-- INSTRUCTIONS TO FOLLOW --
The records need to be set down again exactly as they appear.

***** MATERIAL SHOWN *****

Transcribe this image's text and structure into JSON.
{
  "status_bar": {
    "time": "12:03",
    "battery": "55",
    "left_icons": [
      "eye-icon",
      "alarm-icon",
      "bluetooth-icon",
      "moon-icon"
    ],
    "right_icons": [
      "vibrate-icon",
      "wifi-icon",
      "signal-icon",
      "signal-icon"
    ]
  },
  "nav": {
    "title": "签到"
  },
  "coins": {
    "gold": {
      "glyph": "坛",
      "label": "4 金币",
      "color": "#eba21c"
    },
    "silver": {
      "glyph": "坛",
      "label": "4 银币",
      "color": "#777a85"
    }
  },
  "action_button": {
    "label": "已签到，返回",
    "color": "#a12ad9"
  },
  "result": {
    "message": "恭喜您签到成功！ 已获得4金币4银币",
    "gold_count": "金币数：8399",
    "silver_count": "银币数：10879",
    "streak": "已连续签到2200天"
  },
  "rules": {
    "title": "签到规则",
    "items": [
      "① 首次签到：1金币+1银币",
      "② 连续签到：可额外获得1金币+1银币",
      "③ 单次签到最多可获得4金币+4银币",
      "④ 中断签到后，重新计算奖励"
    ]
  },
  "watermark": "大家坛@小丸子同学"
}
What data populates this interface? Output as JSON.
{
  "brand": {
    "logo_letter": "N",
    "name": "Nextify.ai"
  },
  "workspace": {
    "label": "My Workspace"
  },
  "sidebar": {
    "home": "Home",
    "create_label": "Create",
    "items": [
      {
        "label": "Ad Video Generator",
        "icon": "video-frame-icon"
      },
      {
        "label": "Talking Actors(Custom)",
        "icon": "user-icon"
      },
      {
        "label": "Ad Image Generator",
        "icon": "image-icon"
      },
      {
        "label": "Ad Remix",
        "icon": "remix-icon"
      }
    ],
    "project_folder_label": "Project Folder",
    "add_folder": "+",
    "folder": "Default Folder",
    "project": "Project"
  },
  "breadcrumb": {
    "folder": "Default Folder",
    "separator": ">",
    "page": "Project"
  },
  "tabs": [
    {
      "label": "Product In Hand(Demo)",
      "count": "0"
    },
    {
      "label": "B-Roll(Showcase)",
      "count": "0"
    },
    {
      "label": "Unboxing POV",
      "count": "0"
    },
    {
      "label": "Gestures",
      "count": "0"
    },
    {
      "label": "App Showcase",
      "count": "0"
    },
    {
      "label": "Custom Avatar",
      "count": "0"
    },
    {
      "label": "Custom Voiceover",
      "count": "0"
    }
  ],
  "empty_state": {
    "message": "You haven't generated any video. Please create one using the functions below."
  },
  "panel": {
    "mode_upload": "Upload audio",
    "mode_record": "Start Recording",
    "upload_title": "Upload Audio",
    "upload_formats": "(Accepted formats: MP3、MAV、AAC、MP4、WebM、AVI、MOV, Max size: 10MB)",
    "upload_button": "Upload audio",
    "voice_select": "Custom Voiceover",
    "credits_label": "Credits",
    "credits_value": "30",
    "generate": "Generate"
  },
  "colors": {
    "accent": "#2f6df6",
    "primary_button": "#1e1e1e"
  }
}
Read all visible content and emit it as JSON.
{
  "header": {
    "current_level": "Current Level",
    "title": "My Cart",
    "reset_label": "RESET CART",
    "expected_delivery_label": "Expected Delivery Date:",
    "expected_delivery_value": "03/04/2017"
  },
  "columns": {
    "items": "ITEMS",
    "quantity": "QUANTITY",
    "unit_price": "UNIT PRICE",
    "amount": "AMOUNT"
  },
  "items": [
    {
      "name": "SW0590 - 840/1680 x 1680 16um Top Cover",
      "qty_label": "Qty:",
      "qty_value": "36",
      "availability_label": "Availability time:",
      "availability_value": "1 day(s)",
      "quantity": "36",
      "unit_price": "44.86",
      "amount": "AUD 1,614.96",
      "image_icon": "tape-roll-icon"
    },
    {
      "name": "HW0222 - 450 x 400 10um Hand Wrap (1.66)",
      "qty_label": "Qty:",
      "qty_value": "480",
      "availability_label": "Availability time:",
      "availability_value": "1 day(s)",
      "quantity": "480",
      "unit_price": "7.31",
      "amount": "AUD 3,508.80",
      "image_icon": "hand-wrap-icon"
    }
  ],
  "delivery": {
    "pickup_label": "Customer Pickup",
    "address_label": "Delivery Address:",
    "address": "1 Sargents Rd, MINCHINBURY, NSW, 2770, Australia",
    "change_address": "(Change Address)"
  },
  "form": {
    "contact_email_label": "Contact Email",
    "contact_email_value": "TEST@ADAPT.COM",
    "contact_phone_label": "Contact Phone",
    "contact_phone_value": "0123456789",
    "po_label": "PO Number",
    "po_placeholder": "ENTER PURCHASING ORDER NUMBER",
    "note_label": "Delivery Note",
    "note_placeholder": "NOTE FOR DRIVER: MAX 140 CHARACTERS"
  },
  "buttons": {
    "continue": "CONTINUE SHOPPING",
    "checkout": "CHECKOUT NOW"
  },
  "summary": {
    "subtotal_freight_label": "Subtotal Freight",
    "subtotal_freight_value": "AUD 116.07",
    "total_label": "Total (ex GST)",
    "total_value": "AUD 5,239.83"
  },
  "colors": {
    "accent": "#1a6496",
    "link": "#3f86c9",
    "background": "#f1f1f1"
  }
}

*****

-- REPLY TO THE TASK --
Transcribe this image's text and structure into JSON.
{
  "status_bar": {
    "time": "12:03",
    "battery": "55",
    "left_icons": [
      "eye-icon",
      "alarm-icon",
      "bluetooth-icon",
      "moon-icon"
    ],
    "right_icons": [
      "vibrate-icon",
      "wifi-icon",
      "signal-icon",
      "signal-icon"
    ]
  },
  "nav": {
    "title": "签到"
  },
  "coins": {
    "gold": {
      "glyph": "坛",
      "label": "4 金币",
      "color": "#eba21c"
    },
    "silver": {
      "glyph": "坛",
      "label": "4 银币",
      "color": "#777a85"
    }
  },
  "action_button": {
    "label": "已签到，返回",
    "color": "#a12ad9"
  },
  "result": {
    "message": "恭喜您签到成功！ 已获得4金币4银币",
    "gold_count": "金币数：8399",
    "silver_count": "银币数：10879",
    "streak": "已连续签到2200天"
  },
  "rules": {
    "title": "签到规则",
    "items": [
      "① 首次签到：1金币+1银币",
      "② 连续签到：可额外获得1金币+1银币",
      "③ 单次签到最多可获得4金币+4银币",
      "④ 中断签到后，重新计算奖励"
    ]
  },
  "watermark": "大家坛@小丸子同学"
}
What data populates this interface? Output as JSON.
{
  "brand": {
    "logo_letter": "N",
    "name": "Nextify.ai"
  },
  "workspace": {
    "label": "My Workspace"
  },
  "sidebar": {
    "home": "Home",
    "create_label": "Create",
    "items": [
      {
        "label": "Ad Video Generator",
        "icon": "video-frame-icon"
      },
      {
        "label": "Talking Actors(Custom)",
        "icon": "user-icon"
      },
      {
        "label": "Ad Image Generator",
        "icon": "image-icon"
      },
      {
        "label": "Ad Remix",
        "icon": "remix-icon"
      }
    ],
    "project_folder_label": "Project Folder",
    "add_folder": "+",
    "folder": "Default Folder",
    "project": "Project"
  },
  "breadcrumb": {
    "folder": "Default Folder",
    "separator": ">",
    "page": "Project"
  },
  "tabs": [
    {
      "label": "Product In Hand(Demo)",
      "count": "0"
    },
    {
      "label": "B-Roll(Showcase)",
      "count": "0"
    },
    {
      "label": "Unboxing POV",
      "count": "0"
    },
    {
      "label": "Gestures",
      "count": "0"
    },
    {
      "label": "App Showcase",
      "count": "0"
    },
    {
      "label": "Custom Avatar",
      "count": "0"
    },
    {
      "label": "Custom Voiceover",
      "count": "0"
    }
  ],
  "empty_state": {
    "message": "You haven't generated any video. Please create one using the functions below."
  },
  "panel": {
    "mode_upload": "Upload audio",
    "mode_record": "Start Recording",
    "upload_title": "Upload Audio",
    "upload_formats": "(Accepted formats: MP3、MAV、AAC、MP4、WebM、AVI、MOV, Max size: 10MB)",
    "upload_button": "Upload audio",
    "voice_select": "Custom Voiceover",
    "credits_label": "Credits",
    "credits_value": "30",
    "generate": "Generate"
  },
  "colors": {
    "accent": "#2f6df6",
    "primary_button": "#1e1e1e"
  }
}
Read all visible content and emit it as JSON.
{
  "header": {
    "current_level": "Current Level",
    "title": "My Cart",
    "reset_label": "RESET CART",
    "expected_delivery_label": "Expected Delivery Date:",
    "expected_delivery_value": "03/04/2017"
  },
  "columns": {
    "items": "ITEMS",
    "quantity": "QUANTITY",
    "unit_price": "UNIT PRICE",
    "amount": "AMOUNT"
  },
  "items": [
    {
      "name": "SW0590 - 840/1680 x 1680 16um Top Cover",
      "qty_label": "Qty:",
      "qty_value": "36",
      "availability_label": "Availability time:",
      "availability_value": "1 day(s)",
      "quantity": "36",
      "unit_price": "44.86",
      "amount": "AUD 1,614.96",
      "image_icon": "tape-roll-icon"
    },
    {
      "name": "HW0222 - 450 x 400 10um Hand Wrap (1.66)",
      "qty_label": "Qty:",
      "qty_value": "480",
      "availability_label": "Availability time:",
      "availability_value": "1 day(s)",
      "quantity": "480",
      "unit_price": "7.31",
      "amount": "AUD 3,508.80",
      "image_icon": "hand-wrap-icon"
    }
  ],
  "delivery": {
    "pickup_label": "Customer Pickup",
    "address_label": "Delivery Address:",
    "address": "1 Sargents Rd, MINCHINBURY, NSW, 2770, Australia",
    "change_address": "(Change Address)"
  },
  "form": {
    "contact_email_label": "Contact Email",
    "contact_email_value": "TEST@ADAPT.COM",
    "contact_phone_label": "Contact Phone",
    "contact_phone_value": "0123456789",
    "po_label": "PO Number",
    "po_placeholder": "ENTER PURCHASING ORDER NUMBER",
    "note_label": "Delivery Note",
    "note_placeholder": "NOTE FOR DRIVER: MAX 140 CHARACTERS"
  },
  "buttons": {
    "continue": "CONTINUE SHOPPING",
    "checkout": "CHECKOUT NOW"
  },
  "summary": {
    "subtotal_freight_label": "Subtotal Freight",
    "subtotal_freight_value": "AUD 116.07",
    "total_label": "Total (ex GST)",
    "total_value": "AUD 5,239.83"
  },
  "colors": {
    "accent": "#1a6496",
    "link": "#3f86c9",
    "background": "#f1f1f1"
  }
}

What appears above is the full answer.